Stored records
= = = = =

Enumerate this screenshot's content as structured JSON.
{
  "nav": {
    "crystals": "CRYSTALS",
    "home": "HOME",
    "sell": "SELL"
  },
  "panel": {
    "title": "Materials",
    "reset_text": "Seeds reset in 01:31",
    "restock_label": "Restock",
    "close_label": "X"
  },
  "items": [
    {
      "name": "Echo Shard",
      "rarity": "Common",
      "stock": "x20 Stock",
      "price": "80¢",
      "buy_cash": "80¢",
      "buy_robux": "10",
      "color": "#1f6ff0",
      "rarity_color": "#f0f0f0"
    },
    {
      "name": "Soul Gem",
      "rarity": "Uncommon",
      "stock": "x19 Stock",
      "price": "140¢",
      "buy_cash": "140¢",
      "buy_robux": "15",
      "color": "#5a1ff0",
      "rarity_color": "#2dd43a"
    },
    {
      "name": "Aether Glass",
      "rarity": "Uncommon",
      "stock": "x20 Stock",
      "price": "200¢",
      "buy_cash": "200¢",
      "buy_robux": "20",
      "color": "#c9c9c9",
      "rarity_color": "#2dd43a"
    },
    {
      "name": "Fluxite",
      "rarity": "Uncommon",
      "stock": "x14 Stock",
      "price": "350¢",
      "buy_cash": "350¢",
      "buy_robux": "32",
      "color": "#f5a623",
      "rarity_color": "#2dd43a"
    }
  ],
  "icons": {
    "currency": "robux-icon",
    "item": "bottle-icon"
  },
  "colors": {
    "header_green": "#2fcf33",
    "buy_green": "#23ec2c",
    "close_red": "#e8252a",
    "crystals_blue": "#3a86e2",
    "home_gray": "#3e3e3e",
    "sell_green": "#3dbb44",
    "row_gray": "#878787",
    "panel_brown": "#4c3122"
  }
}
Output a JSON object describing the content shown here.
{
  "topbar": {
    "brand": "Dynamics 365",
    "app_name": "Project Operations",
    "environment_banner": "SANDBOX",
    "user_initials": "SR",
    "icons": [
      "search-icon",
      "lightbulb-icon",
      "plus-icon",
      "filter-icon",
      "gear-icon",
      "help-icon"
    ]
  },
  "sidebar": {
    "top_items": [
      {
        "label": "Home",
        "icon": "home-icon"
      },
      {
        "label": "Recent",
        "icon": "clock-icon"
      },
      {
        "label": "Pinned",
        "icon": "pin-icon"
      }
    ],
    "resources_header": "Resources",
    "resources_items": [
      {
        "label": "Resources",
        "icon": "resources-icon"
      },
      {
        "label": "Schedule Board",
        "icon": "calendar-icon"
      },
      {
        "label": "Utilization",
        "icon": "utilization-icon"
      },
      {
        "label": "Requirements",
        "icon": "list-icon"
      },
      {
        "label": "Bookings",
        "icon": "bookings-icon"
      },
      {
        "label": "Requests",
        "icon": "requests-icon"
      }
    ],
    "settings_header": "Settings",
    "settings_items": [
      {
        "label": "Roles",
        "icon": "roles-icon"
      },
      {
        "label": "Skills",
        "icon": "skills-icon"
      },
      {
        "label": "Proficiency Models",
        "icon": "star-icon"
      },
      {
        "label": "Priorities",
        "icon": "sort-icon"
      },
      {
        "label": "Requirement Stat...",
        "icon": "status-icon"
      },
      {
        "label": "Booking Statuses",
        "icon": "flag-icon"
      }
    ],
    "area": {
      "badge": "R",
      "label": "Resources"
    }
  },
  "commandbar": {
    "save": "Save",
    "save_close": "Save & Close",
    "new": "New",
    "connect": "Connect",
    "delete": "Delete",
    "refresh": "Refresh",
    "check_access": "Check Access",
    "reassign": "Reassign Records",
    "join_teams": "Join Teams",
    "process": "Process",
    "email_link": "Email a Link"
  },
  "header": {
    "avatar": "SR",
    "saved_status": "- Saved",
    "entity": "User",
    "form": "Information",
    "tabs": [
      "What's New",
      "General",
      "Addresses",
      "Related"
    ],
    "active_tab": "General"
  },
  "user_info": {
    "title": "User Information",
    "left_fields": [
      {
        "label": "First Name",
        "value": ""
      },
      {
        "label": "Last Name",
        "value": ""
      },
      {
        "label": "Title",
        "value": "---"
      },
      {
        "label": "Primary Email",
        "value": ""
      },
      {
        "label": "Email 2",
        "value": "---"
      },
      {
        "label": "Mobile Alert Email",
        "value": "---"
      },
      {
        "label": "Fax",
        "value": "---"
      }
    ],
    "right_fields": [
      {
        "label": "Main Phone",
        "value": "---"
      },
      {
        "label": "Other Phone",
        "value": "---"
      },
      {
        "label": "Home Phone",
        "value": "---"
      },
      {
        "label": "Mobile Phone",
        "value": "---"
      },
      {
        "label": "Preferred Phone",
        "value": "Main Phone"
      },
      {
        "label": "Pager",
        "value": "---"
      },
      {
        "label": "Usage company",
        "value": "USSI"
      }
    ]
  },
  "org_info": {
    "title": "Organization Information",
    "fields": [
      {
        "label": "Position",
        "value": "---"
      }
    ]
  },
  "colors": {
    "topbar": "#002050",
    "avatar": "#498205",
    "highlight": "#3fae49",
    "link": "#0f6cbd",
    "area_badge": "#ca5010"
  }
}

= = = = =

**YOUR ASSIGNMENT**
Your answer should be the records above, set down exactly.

**RESPONSE**
Enumerate this screenshot's content as structured JSON.
{
  "nav": {
    "crystals": "CRYSTALS",
    "home": "HOME",
    "sell": "SELL"
  },
  "panel": {
    "title": "Materials",
    "reset_text": "Seeds reset in 01:31",
    "restock_label": "Restock",
    "close_label": "X"
  },
  "items": [
    {
      "name": "Echo Shard",
      "rarity": "Common",
      "stock": "x20 Stock",
      "price": "80¢",
      "buy_cash": "80¢",
      "buy_robux": "10",
      "color": "#1f6ff0",
      "rarity_color": "#f0f0f0"
    },
    {
      "name": "Soul Gem",
      "rarity": "Uncommon",
      "stock": "x19 Stock",
      "price": "140¢",
      "buy_cash": "140¢",
      "buy_robux": "15",
      "color": "#5a1ff0",
      "rarity_color": "#2dd43a"
    },
    {
      "name": "Aether Glass",
      "rarity": "Uncommon",
      "stock": "x20 Stock",
      "price": "200¢",
      "buy_cash": "200¢",
      "buy_robux": "20",
      "color": "#c9c9c9",
      "rarity_color": "#2dd43a"
    },
    {
      "name": "Fluxite",
      "rarity": "Uncommon",
      "stock": "x14 Stock",
      "price": "350¢",
      "buy_cash": "350¢",
      "buy_robux": "32",
      "color": "#f5a623",
      "rarity_color": "#2dd43a"
    }
  ],
  "icons": {
    "currency": "robux-icon",
    "item": "bottle-icon"
  },
  "colors": {
    "header_green": "#2fcf33",
    "buy_green": "#23ec2c",
    "close_red": "#e8252a",
    "crystals_blue": "#3a86e2",
    "home_gray": "#3e3e3e",
    "sell_green": "#3dbb44",
    "row_gray": "#878787",
    "panel_brown": "#4c3122"
  }
}
Output a JSON object describing the content shown here.
{
  "topbar": {
    "brand": "Dynamics 365",
    "app_name": "Project Operations",
    "environment_banner": "SANDBOX",
    "user_initials": "SR",
    "icons": [
      "search-icon",
      "lightbulb-icon",
      "plus-icon",
      "filter-icon",
      "gear-icon",
      "help-icon"
    ]
  },
  "sidebar": {
    "top_items": [
      {
        "label": "Home",
        "icon": "home-icon"
      },
      {
        "label": "Recent",
        "icon": "clock-icon"
      },
      {
        "label": "Pinned",
        "icon": "pin-icon"
      }
    ],
    "resources_header": "Resources",
    "resources_items": [
      {
        "label": "Resources",
        "icon": "resources-icon"
      },
      {
        "label": "Schedule Board",
        "icon": "calendar-icon"
      },
      {
        "label": "Utilization",
        "icon": "utilization-icon"
      },
      {
        "label": "Requirements",
        "icon": "list-icon"
      },
      {
        "label": "Bookings",
        "icon": "bookings-icon"
      },
      {
        "label": "Requests",
        "icon": "requests-icon"
      }
    ],
    "settings_header": "Settings",
    "settings_items": [
      {
        "label": "Roles",
        "icon": "roles-icon"
      },
      {
        "label": "Skills",
        "icon": "skills-icon"
      },
      {
        "label": "Proficiency Models",
        "icon": "star-icon"
      },
      {
        "label": "Priorities",
        "icon": "sort-icon"
      },
      {
        "label": "Requirement Stat...",
        "icon": "status-icon"
      },
      {
        "label": "Booking Statuses",
        "icon": "flag-icon"
      }
    ],
    "area": {
      "badge": "R",
      "label": "Resources"
    }
  },
  "commandbar": {
    "save": "Save",
    "save_close": "Save & Close",
    "new": "New",
    "connect": "Connect",
    "delete": "Delete",
    "refresh": "Refresh",
    "check_access": "Check Access",
    "reassign": "Reassign Records",
    "join_teams": "Join Teams",
    "process": "Process",
    "email_link": "Email a Link"
  },
  "header": {
    "avatar": "SR",
    "saved_status": "- Saved",
    "entity": "User",
    "form": "Information",
    "tabs": [
      "What's New",
      "General",
      "Addresses",
      "Related"
    ],
    "active_tab": "General"
  },
  "user_info": {
    "title": "User Information",
    "left_fields": [
      {
        "label": "First Name",
        "value": ""
      },
      {
        "label": "Last Name",
        "value": ""
      },
      {
        "label": "Title",
        "value": "---"
      },
      {
        "label": "Primary Email",
        "value": ""
      },
      {
        "label": "Email 2",
        "value": "---"
      },
      {
        "label": "Mobile Alert Email",
        "value": "---"
      },
      {
        "label": "Fax",
        "value": "---"
      }
    ],
    "right_fields": [
      {
        "label": "Main Phone",
        "value": "---"
      },
      {
        "label": "Other Phone",
        "value": "---"
      },
      {
        "label": "Home Phone",
        "value": "---"
      },
      {
        "label": "Mobile Phone",
        "value": "---"
      },
      {
        "label": "Preferred Phone",
        "value": "Main Phone"
      },
      {
        "label": "Pager",
        "value": "---"
      },
      {
        "label": "Usage company",
        "value": "USSI"
      }
    ]
  },
  "org_info": {
    "title": "Organization Information",
    "fields": [
      {
        "label": "Position",
        "value": "---"
      }
    ]
  },
  "colors": {
    "topbar": "#002050",
    "avatar": "#498205",
    "highlight": "#3fae49",
    "link": "#0f6cbd",
    "area_badge": "#ca5010"
  }
}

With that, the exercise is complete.